Sometimes the text seems to puzzle problems in cataloguing: ‘Love is a madness. If it isn’t then it isn’t love.’ or ‘I had my own things to do and did not particularly want him as a job; but a stance had been taken, an interest declared – so that shared boyhood came to seem – and both of us were in danger if we failed to carry on.’
Rex bounds up the steps to an Alice Rhymer party, his nose bleeds ‘into the chalice of his hands.’ It takes a house move and a prostatectomy, a sloth-like punch at the Elf, to begin Jack’s rehabilitation from twice-tied shoelaces, his ‘Land of Steady Habits.’ When Jack isn’t the rudimentary novel cataloguer his modesty makes him endearing.
Gee often shows you he knows what you are thinking. This must be Curnow? ‘Tight, hard, intricate.’ In the next sentence comes the word “Curnoid”. Was Ngaio Marsh in Wellington in this period? ‘…a woman I thought was Ngaio Marsh, but who turned out to be the next-door neighbour.’ ‘James K Baxter was not there’, in case you are, scenting something from the sugarworks. The literary party where the editor of a little magazine sits on one end of a bench and a man who has probably married the wrong woman, as revealed by his ‘flattened melancholy lower lip’ – could it be the flute playing? – sits on the other end piping, is all literary parties and one at the same time.
Later in the novel, Jack’s inadequacies as a narrator, lack of focus, nakedness, ‘Nakedness must be offered too’ is given a moral dimension. Jack and Alice and their failing marriage take over and Jack, arms at sides, shoelaces twice-tied, begins again: ‘A little of my story must find a place. I was entering the long middle portion of my life…’
In the closing chapters of Going West the layering becomes close-pressed. Verbs and allusions tumble upon discoveries: Jack’s father, Walter Skeat, was gay, considered himself one of The Two Gentlemen of Verona, Harry’s collaborator, Jo, crashes her Deux Chevaux.
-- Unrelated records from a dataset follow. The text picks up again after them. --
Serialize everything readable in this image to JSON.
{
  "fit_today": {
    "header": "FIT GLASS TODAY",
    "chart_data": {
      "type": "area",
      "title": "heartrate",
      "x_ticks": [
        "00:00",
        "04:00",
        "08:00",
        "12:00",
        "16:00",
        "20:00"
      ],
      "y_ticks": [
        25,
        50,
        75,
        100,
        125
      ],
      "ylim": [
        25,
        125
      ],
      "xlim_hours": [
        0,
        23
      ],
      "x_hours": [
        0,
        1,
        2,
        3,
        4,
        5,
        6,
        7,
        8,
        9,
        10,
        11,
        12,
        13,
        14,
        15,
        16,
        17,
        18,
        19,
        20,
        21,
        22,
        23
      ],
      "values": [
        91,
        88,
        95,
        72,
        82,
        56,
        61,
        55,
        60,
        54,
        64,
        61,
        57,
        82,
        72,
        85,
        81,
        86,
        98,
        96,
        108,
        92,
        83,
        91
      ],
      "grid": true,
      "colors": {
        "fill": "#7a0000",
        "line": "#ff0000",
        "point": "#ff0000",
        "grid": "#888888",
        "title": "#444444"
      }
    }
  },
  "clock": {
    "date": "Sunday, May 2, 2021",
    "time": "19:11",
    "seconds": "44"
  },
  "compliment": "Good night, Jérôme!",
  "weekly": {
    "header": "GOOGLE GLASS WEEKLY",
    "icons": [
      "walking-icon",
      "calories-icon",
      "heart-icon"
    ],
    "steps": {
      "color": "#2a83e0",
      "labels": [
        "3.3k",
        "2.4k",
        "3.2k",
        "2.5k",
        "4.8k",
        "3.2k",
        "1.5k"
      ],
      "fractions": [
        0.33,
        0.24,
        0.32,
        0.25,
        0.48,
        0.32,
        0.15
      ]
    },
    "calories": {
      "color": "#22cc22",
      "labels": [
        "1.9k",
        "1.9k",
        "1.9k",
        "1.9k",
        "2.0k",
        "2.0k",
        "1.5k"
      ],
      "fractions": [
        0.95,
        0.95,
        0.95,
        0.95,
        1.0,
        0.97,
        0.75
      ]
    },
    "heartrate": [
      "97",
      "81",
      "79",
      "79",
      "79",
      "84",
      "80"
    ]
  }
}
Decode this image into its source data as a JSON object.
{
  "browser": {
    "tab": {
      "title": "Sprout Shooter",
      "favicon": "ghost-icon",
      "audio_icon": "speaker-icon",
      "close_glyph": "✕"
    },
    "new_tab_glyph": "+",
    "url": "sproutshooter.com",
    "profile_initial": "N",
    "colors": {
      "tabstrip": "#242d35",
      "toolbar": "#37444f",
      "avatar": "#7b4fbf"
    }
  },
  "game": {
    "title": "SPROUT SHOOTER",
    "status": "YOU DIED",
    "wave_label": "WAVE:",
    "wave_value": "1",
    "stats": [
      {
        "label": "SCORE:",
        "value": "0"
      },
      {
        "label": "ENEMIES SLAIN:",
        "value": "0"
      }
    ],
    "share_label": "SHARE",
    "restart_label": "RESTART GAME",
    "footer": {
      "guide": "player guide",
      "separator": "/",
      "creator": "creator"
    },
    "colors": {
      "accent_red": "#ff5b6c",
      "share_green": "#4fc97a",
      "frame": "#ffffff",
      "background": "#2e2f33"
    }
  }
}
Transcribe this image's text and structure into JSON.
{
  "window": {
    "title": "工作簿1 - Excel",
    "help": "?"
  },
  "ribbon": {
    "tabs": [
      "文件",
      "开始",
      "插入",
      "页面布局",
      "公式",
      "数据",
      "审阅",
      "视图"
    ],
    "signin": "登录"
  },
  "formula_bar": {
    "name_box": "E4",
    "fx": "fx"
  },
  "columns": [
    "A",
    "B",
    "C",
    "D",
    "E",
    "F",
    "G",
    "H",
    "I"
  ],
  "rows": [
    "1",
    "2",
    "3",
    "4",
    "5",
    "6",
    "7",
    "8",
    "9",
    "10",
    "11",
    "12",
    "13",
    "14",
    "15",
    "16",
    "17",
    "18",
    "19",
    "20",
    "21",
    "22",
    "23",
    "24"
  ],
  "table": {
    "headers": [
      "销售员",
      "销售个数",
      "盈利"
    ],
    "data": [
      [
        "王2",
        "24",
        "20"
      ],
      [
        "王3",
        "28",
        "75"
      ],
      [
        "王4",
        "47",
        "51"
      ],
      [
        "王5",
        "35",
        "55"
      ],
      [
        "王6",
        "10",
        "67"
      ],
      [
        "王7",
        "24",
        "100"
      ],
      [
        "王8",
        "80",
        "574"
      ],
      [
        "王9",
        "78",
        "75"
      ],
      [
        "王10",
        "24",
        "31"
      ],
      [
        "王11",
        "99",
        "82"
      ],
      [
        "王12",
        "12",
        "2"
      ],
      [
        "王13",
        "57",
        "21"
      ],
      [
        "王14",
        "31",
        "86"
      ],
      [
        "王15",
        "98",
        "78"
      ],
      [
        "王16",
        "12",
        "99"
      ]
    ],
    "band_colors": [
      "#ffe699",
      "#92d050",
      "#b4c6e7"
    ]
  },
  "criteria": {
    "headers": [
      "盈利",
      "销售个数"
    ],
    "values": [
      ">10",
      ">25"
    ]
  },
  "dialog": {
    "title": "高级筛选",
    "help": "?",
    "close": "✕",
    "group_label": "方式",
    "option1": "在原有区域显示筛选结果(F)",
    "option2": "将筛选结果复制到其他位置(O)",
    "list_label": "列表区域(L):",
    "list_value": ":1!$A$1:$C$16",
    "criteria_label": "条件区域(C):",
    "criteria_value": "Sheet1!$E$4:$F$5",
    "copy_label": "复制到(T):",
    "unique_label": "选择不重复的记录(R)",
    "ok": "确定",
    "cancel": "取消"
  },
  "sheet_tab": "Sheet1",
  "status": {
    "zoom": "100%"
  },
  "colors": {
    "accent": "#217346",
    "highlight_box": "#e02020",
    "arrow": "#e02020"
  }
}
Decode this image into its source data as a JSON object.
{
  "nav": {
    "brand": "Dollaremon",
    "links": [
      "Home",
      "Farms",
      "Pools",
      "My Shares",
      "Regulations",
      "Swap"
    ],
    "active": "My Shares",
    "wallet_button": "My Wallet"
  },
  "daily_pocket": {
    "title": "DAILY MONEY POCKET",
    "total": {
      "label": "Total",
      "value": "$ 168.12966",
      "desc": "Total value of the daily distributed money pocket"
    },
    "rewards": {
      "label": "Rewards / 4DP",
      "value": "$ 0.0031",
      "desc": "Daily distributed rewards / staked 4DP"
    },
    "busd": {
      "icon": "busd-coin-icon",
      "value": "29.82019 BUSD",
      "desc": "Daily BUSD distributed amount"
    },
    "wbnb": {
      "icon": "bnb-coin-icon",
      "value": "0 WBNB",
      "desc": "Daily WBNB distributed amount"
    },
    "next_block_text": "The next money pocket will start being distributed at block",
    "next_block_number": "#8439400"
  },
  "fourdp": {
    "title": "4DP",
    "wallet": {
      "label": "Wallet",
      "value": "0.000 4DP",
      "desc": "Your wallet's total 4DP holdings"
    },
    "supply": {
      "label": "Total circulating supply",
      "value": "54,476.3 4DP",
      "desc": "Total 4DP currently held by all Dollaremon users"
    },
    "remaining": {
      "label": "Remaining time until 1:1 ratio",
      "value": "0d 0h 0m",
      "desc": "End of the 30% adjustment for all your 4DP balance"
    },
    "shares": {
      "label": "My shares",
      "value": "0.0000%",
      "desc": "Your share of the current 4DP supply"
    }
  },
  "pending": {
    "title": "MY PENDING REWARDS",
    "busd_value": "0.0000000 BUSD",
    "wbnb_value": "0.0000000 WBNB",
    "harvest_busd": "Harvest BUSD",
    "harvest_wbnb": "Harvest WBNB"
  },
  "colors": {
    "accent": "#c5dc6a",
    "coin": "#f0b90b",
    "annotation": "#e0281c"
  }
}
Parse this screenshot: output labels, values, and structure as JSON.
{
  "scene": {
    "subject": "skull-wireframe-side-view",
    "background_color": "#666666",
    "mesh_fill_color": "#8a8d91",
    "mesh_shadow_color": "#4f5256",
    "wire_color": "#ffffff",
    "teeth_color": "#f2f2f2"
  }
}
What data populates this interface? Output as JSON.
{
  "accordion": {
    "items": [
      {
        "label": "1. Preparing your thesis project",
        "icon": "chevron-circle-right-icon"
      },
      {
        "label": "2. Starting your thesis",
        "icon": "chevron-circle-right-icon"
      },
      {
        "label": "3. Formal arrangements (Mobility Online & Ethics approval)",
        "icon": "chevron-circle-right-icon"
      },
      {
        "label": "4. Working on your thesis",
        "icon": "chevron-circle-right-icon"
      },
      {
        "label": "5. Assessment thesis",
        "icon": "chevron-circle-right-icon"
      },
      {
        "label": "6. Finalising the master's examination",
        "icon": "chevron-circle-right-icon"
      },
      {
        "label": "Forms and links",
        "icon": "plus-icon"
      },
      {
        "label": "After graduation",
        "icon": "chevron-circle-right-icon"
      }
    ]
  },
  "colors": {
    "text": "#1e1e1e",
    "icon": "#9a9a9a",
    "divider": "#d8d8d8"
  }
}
And Rex drowns while Jack and Harry are in Athens. It seems a case of ‘Take me if you’re ready. If not I’ll turn around and go home.’ There is the sinister Tod, who once trailed Jack and Rex’s canoes on Loomis creek, now come to put a proposition. Tod, wiped out by the stockmarket crash, has drowned his family and swum ashore.
Which returns us to Eco’s undefined rem: should the novel be simple or rich? One subject or many? How many deaths? Shouldn’t it all fade, given its beginnings, in a landscape-leaping, Jules and Jim, Wellington to Auckland to Loomis kind of haunting?
‘How will your gossamer dreams help to save the world?’ a woman asked Stephen Spender in Dallas. ‘How many movies have been made of your poems?’ enquired a man. Though we are not privileged to see them, there is obviously nothing gossamer (a well-picked insult) about Rex Petley’s poems. Jack almost writes a few of them for us: ‘Silence, except for the wind and the cicadas. Silence in me, a cold fog. Then advancing through it, almost subaural, a chatter not of voices, of events…’ Or he simply says: ‘I won’t say that I understood it, but I came into a state.’ And whenever Rex Petley appears, even in a mention, there is movie potential.
Elizabeth Smither is a poet and short story writer whose latest collection, Mr Fish and other stories, will be appearing shortly.